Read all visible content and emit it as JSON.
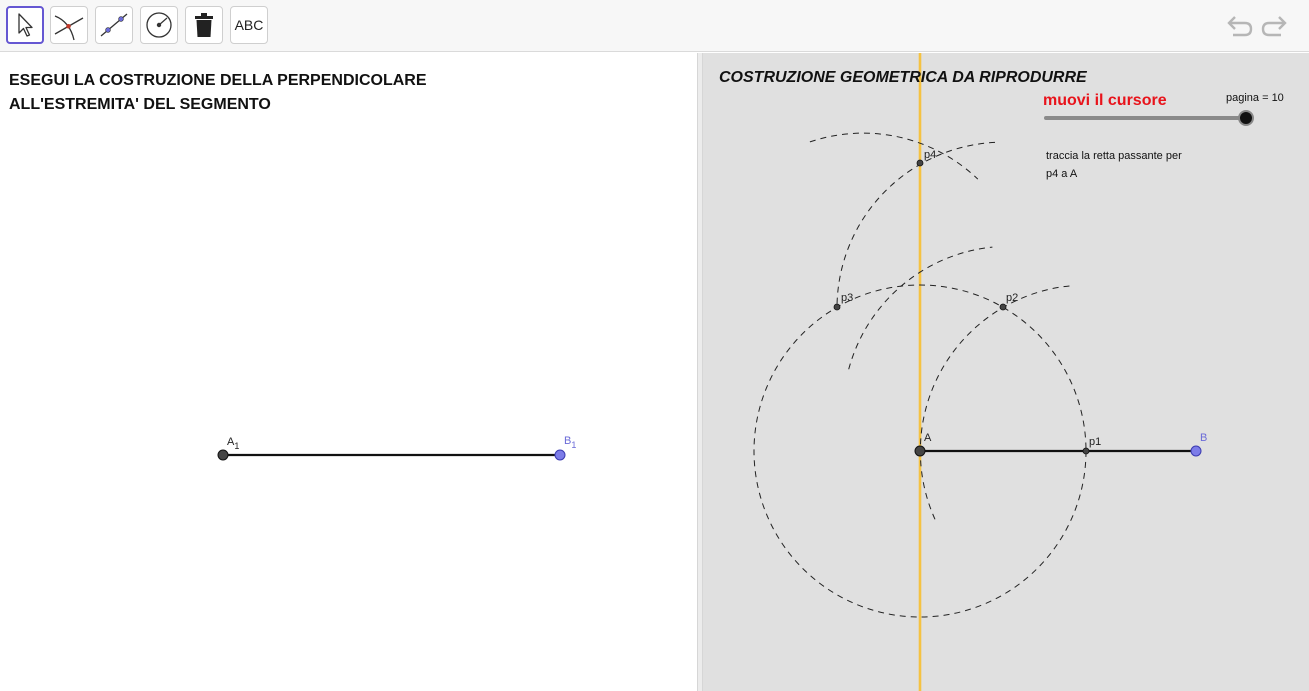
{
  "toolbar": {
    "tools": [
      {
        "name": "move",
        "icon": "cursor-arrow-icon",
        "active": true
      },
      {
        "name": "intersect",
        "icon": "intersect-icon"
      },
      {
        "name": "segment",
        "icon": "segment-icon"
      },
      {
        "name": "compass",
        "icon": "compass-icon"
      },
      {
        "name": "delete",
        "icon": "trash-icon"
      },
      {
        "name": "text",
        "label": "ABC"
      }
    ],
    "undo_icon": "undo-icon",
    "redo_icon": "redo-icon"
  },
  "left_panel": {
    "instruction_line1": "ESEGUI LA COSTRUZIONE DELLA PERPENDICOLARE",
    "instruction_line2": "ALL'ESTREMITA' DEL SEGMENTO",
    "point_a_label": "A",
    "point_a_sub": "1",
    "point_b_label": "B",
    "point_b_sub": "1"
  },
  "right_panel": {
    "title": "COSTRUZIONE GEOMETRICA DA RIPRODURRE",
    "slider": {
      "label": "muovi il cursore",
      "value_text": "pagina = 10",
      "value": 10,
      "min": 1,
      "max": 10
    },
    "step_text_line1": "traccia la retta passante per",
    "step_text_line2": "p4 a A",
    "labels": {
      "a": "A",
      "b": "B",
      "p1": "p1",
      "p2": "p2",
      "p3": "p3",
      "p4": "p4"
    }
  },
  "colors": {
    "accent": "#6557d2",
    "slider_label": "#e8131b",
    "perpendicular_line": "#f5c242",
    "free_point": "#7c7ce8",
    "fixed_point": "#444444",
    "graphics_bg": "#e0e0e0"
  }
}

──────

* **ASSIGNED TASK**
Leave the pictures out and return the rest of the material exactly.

* **EXERCISE ANSWER**
Read all visible content and emit it as JSON.
{
  "toolbar": {
    "tools": [
      {
        "name": "move",
        "icon": "cursor-arrow-icon",
        "active": true
      },
      {
        "name": "intersect",
        "icon": "intersect-icon"
      },
      {
        "name": "segment",
        "icon": "segment-icon"
      },
      {
        "name": "compass",
        "icon": "compass-icon"
      },
      {
        "name": "delete",
        "icon": "trash-icon"
      },
      {
        "name": "text",
        "label": "ABC"
      }
    ],
    "undo_icon": "undo-icon",
    "redo_icon": "redo-icon"
  },
  "left_panel": {
    "instruction_line1": "ESEGUI LA COSTRUZIONE DELLA PERPENDICOLARE",
    "instruction_line2": "ALL'ESTREMITA' DEL SEGMENTO",
    "point_a_label": "A",
    "point_a_sub": "1",
    "point_b_label": "B",
    "point_b_sub": "1"
  },
  "right_panel": {
    "title": "COSTRUZIONE GEOMETRICA DA RIPRODURRE",
    "slider": {
      "label": "muovi il cursore",
      "value_text": "pagina = 10",
      "value": 10,
      "min": 1,
      "max": 10
    },
    "step_text_line1": "traccia la retta passante per",
    "step_text_line2": "p4 a A",
    "labels": {
      "a": "A",
      "b": "B",
      "p1": "p1",
      "p2": "p2",
      "p3": "p3",
      "p4": "p4"
    }
  },
  "colors": {
    "accent": "#6557d2",
    "slider_label": "#e8131b",
    "perpendicular_line": "#f5c242",
    "free_point": "#7c7ce8",
    "fixed_point": "#444444",
    "graphics_bg": "#e0e0e0"
  }
}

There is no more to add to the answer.